If the base of a tree has a creek on one side and dry soil on the other, moss is more likely to thrive on the creek side. If there is a sodden overhanging branch that drips to the trunk, moss is more likely to grow there. Definitely pay attention to where moss grows more often when hiking in the forest. It will help you get a better understanding of this landscape. But don’t count on it as a reliable navigation tool. The sun and stars – or better yet, your compass – are much more reliable.
The deadliest outdoor animal is not what you think it is
Here is some data to keep your boots shaking: Mosquitoes kill nearly three quarters of a million people worldwide each year, compared to an average of five fatal attacks by grizzly bears each year. They are by far the most dangerous creature in the world. The majority of the deaths they cause are directly related to various forms of the tropical disease malaria. The best protection against mosquitos is to cover all of your exposed skin with layers of clothing that will prevent mosquitoes from biting.
A thin nylon rain jacket, for example, offers much better protection than a light cotton hoodie, which a mosquito can easily poke holes in with its long, piercing stilettos. If you know you will be spending time in a place where the mosquitos are thick, bring light, loose fitting gloves and a mesh head net that covers your head, face, and neck. In really dire situations, a mesh mosquito jacket and pants can be a lifesaver. You should also use some form of mosquito repellent.

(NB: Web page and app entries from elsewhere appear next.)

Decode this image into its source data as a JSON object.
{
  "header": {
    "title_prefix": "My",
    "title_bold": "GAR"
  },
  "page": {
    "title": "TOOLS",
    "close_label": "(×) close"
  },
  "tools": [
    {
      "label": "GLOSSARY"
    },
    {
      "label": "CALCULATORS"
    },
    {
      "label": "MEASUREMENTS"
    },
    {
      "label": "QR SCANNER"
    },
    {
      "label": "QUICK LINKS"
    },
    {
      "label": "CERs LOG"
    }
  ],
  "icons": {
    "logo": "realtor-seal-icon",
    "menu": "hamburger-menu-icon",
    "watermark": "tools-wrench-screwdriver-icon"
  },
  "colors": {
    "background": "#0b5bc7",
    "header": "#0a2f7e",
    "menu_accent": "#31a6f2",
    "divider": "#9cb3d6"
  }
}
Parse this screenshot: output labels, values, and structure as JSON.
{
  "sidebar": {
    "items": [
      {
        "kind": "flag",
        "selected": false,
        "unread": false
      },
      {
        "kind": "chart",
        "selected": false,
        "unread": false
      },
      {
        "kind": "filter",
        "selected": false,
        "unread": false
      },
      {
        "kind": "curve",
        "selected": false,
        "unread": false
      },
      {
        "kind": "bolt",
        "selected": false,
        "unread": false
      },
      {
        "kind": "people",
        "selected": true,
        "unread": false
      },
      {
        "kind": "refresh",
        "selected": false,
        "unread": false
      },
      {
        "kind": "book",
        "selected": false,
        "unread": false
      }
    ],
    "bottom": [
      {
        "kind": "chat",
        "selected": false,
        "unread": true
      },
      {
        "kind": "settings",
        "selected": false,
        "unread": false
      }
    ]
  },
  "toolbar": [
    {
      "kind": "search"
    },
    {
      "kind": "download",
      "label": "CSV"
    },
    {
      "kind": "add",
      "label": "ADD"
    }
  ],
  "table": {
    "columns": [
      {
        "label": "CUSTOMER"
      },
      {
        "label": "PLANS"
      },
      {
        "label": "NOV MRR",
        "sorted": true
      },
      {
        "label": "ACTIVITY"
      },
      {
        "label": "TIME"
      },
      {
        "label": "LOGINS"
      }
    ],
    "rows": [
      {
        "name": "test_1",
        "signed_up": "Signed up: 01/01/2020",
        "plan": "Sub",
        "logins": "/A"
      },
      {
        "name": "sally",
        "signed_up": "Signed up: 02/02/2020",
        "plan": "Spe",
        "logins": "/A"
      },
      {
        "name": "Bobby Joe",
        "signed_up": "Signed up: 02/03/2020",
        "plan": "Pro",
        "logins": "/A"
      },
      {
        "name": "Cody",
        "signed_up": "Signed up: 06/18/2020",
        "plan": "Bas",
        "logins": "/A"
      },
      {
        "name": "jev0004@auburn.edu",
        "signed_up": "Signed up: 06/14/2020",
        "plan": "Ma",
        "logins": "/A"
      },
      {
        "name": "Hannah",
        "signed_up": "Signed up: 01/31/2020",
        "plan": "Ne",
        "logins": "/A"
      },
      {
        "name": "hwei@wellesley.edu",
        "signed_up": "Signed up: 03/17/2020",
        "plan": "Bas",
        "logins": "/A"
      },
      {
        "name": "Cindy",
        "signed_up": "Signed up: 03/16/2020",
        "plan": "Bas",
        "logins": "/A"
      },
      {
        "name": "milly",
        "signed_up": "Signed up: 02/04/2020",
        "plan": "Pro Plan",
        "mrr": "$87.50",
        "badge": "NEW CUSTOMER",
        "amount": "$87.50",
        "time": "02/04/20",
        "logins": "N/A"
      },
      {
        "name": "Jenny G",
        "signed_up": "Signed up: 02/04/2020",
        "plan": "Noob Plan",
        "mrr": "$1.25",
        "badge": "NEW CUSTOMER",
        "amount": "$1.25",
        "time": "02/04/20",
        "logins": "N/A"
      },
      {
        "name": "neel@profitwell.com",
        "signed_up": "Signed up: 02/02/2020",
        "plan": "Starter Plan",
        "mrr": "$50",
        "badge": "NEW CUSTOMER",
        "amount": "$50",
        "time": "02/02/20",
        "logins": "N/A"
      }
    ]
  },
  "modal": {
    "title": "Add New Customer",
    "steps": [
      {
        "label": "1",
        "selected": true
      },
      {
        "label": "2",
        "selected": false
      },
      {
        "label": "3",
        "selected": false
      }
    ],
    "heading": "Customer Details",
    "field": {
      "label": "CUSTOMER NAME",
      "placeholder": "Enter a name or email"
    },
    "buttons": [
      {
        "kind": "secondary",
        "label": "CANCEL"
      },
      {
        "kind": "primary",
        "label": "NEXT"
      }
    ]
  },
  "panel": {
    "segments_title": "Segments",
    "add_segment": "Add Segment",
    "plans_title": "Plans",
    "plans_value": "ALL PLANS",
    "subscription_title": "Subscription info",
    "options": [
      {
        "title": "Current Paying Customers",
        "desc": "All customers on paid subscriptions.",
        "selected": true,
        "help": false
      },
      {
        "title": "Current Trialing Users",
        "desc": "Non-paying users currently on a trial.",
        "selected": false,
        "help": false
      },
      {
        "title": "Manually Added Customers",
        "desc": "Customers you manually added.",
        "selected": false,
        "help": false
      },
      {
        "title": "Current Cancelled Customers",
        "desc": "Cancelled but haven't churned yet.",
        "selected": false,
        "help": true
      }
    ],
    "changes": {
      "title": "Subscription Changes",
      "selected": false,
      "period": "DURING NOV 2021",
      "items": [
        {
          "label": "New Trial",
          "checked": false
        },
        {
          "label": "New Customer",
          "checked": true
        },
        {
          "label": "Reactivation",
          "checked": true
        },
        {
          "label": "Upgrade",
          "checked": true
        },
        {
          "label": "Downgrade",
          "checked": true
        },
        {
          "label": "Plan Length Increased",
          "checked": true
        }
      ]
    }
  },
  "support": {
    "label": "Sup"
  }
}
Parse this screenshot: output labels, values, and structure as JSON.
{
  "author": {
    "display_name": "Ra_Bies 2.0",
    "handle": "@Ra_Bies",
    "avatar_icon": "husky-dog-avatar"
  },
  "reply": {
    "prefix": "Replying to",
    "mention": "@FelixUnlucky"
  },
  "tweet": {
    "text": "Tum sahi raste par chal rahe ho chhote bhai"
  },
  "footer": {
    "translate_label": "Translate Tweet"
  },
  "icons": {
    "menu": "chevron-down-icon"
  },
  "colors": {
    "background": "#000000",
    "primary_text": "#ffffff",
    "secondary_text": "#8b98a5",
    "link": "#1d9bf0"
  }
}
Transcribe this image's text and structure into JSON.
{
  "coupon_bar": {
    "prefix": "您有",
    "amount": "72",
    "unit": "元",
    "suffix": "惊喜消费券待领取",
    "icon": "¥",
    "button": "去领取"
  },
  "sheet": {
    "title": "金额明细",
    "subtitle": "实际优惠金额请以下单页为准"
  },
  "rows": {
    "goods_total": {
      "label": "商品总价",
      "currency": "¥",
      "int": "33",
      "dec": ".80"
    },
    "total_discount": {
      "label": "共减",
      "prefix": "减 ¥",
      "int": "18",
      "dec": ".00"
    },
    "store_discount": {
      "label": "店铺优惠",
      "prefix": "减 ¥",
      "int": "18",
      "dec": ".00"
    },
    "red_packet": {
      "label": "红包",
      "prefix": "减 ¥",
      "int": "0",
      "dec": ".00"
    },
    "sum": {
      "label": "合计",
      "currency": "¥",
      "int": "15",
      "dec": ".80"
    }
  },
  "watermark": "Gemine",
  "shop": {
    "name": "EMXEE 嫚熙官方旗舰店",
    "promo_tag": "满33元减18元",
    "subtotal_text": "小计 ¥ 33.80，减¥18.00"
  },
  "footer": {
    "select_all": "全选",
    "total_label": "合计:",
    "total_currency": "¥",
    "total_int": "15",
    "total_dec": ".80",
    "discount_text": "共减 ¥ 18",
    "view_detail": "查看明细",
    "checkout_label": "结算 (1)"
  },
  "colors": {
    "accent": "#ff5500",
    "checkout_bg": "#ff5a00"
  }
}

If you don’t know exactly what it is, don’t eat it
The good news is that when you venture out in the wild, you are almost certain to come across a ton of excellent foods in the form of nuts, fruits, roots, mushrooms, or leafy greens. But there is a catch: you need to be able to recognize these as foods when you see them. You won’t have the time to learn this in an emergency. So study plants beforehand and follow four basic foraging rules to be sure: Never guess. If you don’t know, don’t eat it.
There are no shortcuts – you either tell which plant it is or you don’t eat it. Plant poisoning is rarely the result of false identity: most occurs when people eat random plants without trying to identify them. Once you’ve identified a particular food, don’t overeat it. You might be tempted when lost, scared, and hungry but be rational. Wild onions are edible, but if you eat a pound of raw onions you will get sick. You should be more careful about overeating sour fruits than sweet ones. Let your gut tell you when to stop. Just because it’s the right plant or mushroom doesn’t make it food. You also need the right part. Apple pies are not made from apple twigs and seeds. Hard leaves or stems, rotten mushrooms, or unripe fruit will not make a living.
Adapted from “The MeatEater Guide to Wilderness Skills and Survival” (Random House), published December 1, 2020.